Ghalibaf said in March: “Our problem is not lacking money, and we have problems even when we do have money. On one side, there are mountains of wealth. On the other side, there is poverty.”

In a report from the Parliament’s Research Center, entitled “Image of the country’s economic situation: Challenges and Strategies”, it said:

  • Iran’s gross domestic product, the total value of goods and services produced there in one year, fell by about 7.5% in 2019 because of a lack of purchasing power
  • Inflation is at 20% per year on average, compared with 3-4% for the world as a whole, giving Iran the fourth-highest inflation rate in the world
  • Liquidity has now reached over 2500 thousand billion tomans or 10 times what it was in 1979, while the volume of national production is just five times what it was then. In fact, liquidity growth reached 31% in 2019
  • The exchange rate has tanked against foreign currencies

The Iranian Resistance wrote: “The regime has plundered Iran’s national wealth to fund its illicit and malign activities, such as export of terrorism, racing toward a nuclear weapon, and manufacturing ballistic missiles. This is in addition to the regime’s institutionalized corruption, which devours billions of dollars a year. It is now becoming clear why Iranians are willing to boycott the regime’s sham presidential elections.”

The Cause of Iran’s Economic Crisis

For years, the economic crisis in Iran has been growing. Officials have long sought to blame this on international sanctions in order to hide the fact that the regime’s economic policies are at fault.

How else would you explain that there was not even a small let up in the problems following the signing of the Joint Comprehensive Plan of Action (JCPOA) in 2015, which led to sanctions being removed? In fact, the Iranian people took to the streets over inflation, poverty, and unemployment in December 2017, several months before the US pulled out of the deal and reinstated some of the sanctions.

The uprising quickly became about regime overthrow, but the first protest was centred on economic and as protesters across the years have made clear, mismanagement and corruption is the cause, not sanctions. That’s why Iranians broadly supported the reintroduction of sanctions, chanting “the enemy is here; they are lying when they say it is America”.

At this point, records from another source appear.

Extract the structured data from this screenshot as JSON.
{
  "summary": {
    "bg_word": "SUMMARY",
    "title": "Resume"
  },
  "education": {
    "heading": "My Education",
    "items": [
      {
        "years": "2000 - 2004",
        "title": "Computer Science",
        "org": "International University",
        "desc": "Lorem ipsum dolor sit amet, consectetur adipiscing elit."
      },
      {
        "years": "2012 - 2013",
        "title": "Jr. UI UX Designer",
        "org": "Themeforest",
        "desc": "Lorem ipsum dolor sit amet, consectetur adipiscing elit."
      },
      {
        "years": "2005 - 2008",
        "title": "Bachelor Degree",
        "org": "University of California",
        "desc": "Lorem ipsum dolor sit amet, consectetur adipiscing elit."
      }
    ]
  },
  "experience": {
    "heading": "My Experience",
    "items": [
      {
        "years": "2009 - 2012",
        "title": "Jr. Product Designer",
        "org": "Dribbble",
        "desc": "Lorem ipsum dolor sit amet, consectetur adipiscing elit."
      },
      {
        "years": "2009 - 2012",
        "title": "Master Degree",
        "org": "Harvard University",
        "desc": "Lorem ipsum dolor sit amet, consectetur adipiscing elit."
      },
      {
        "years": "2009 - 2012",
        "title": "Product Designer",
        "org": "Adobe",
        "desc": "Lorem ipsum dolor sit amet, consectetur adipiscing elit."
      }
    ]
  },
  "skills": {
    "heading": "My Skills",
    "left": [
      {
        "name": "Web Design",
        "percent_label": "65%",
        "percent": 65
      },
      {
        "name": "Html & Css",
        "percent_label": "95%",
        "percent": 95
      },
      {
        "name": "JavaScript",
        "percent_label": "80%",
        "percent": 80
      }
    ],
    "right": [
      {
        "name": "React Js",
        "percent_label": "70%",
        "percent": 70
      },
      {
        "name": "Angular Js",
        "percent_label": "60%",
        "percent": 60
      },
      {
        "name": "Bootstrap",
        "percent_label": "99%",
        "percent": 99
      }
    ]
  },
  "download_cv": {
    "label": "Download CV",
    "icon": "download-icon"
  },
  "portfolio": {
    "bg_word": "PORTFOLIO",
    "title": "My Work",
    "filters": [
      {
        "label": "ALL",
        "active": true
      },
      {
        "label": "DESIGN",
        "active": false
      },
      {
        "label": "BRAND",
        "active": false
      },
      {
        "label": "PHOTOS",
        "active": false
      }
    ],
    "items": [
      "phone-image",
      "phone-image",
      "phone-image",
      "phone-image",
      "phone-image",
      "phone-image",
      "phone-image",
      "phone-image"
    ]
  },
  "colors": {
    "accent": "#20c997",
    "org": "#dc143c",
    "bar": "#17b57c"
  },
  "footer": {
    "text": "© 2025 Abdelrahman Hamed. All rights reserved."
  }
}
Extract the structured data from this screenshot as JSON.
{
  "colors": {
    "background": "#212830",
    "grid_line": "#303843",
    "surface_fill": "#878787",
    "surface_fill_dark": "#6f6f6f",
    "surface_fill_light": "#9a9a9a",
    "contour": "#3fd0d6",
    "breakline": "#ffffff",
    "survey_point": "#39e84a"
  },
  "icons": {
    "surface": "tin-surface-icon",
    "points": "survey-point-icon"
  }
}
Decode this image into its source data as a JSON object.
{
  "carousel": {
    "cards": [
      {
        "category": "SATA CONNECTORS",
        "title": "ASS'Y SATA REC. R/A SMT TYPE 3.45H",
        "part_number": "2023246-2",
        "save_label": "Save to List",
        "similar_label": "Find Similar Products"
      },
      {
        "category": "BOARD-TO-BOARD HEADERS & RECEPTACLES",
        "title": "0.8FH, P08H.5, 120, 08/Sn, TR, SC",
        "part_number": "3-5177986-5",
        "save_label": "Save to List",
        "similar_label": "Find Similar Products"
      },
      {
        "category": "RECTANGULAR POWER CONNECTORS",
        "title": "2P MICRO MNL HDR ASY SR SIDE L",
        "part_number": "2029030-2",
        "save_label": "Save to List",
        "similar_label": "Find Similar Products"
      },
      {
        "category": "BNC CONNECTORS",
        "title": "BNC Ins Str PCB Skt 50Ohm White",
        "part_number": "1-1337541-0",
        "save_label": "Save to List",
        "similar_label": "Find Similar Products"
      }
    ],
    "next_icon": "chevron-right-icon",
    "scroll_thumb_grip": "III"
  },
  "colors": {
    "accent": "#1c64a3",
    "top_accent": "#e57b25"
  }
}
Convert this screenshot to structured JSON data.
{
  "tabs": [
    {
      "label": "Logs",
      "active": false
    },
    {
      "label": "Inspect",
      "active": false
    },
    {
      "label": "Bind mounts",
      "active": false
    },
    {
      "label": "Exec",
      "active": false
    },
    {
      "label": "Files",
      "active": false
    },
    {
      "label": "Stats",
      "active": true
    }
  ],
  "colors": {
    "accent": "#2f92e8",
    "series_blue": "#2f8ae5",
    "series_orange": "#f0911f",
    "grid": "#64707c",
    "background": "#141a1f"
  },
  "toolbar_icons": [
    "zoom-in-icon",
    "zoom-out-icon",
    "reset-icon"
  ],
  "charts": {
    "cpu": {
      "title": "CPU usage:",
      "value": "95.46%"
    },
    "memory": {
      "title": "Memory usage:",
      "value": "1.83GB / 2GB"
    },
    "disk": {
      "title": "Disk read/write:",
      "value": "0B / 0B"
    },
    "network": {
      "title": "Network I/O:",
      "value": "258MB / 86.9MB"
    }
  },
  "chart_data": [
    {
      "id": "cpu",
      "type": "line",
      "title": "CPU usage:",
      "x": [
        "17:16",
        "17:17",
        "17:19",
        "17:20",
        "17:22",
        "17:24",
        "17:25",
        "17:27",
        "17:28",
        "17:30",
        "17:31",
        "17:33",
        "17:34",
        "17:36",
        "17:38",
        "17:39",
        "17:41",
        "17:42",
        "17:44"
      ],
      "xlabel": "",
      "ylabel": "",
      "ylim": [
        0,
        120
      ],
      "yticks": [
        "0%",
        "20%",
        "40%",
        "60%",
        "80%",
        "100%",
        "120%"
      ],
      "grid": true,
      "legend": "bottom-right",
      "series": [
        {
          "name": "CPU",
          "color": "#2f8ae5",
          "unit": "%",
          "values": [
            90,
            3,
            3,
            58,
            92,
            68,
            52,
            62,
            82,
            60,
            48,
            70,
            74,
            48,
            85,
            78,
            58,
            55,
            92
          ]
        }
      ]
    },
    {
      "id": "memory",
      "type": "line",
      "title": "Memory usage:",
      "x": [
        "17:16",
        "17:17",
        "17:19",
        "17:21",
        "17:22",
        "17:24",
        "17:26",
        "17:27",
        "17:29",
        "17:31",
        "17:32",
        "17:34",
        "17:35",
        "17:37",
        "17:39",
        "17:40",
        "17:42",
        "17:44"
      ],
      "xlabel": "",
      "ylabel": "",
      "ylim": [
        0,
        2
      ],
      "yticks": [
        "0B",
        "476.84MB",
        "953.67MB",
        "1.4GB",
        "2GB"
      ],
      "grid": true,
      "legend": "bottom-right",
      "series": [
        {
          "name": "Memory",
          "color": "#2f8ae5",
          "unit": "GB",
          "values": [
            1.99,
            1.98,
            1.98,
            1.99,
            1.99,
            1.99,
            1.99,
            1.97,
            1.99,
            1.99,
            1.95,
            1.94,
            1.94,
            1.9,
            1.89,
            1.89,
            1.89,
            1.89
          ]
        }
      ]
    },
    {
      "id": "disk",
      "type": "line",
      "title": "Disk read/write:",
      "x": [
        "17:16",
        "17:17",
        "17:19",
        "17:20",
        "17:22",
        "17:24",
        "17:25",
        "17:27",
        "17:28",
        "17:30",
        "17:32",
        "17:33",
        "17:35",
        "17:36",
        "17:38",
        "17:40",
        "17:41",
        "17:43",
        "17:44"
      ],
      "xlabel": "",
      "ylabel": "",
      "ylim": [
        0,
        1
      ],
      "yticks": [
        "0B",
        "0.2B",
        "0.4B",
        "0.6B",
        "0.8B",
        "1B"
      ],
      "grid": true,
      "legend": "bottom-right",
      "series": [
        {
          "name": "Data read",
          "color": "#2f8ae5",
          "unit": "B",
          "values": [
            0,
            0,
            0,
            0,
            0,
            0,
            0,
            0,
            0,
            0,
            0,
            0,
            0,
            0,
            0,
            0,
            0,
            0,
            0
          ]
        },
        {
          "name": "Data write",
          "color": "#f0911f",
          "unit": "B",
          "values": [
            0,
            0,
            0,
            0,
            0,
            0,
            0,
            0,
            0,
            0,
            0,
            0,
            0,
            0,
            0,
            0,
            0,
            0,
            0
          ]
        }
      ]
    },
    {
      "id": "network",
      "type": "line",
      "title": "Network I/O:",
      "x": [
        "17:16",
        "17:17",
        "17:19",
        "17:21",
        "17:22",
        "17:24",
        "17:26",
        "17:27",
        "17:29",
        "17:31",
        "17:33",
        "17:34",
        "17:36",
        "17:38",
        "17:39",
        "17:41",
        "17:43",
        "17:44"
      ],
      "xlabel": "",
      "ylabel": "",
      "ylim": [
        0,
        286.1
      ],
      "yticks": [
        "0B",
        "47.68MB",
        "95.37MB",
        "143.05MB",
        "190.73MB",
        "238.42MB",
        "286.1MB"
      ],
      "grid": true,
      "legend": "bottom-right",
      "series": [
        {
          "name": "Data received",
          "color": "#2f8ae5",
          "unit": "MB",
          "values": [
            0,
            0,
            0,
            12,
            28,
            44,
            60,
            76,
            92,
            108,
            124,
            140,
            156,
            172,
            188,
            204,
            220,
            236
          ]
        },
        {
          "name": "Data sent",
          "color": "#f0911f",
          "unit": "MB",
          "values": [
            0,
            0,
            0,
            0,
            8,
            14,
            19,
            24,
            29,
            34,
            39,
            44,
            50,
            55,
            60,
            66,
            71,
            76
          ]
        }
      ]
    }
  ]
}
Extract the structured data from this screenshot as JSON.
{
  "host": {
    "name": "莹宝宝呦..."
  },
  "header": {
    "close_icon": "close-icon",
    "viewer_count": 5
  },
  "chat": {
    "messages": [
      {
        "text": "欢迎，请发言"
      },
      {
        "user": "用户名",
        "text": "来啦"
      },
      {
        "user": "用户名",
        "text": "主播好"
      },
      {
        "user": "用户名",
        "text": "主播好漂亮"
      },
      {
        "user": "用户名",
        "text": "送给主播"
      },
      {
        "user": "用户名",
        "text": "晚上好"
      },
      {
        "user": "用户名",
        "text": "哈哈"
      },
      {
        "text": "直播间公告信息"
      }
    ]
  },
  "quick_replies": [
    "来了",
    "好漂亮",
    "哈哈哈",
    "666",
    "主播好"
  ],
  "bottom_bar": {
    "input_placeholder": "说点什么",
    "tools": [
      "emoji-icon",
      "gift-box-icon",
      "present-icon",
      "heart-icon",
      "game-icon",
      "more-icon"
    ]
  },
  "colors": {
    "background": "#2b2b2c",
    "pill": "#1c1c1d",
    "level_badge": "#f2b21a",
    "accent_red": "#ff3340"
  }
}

The regime’s lies about sanctions are being openly contradicted by the people, political activists, and even their own economists. A number of these economists even sought to quantify how longstanding corruption in both the government and the so-called private sector is damaging the economy.

Farshad Momeni, an economics professor at Allameh Tabatabai University, said: “Iran’s political economy has been increasingly taken over by the mafia from the end of the Iran-Iraq war until today.”

He noted that “privatization” of government industries has only put more wealth into the pockets of regime affiliates, including the IRGC which now controls about half of Iran’s gross domestic product.

In fact, from 1991 until 2019, 900 projects, companies, and enterprises worth $170 billion were moved from the state sector to the private sector. And that doesn’t even account for the money from import and export or smuggling.

Iran’s Central Bank said the country earned $180 billion from exports in 2018 and 2019, but they don’t know where all the money went. The Iranian Resistance believes that it’s lining the coffers of “IRGC financial institutions and so-called religious foundations controlled by… Supreme Leader Ali Khamenei”.

The Resistance said: “Approximately 80 per cent of Iran’s population is living under the poverty line, and the situation is growing steadily worse as a result of runaway inflation and rising commodity prices. Many citizens have been forced to remove vital staples from their diet, and pensioners throughout the country have staged months of protests calling attention to the fact that their income is not keeping up with the rising cost of living. Those protests are a likely indicator that broader unrest is looming, as the people’s concerns over the coronavirus are overtaken by the effects of economic hardship and the lingering resentments regarding crackdowns on prior uprisings.”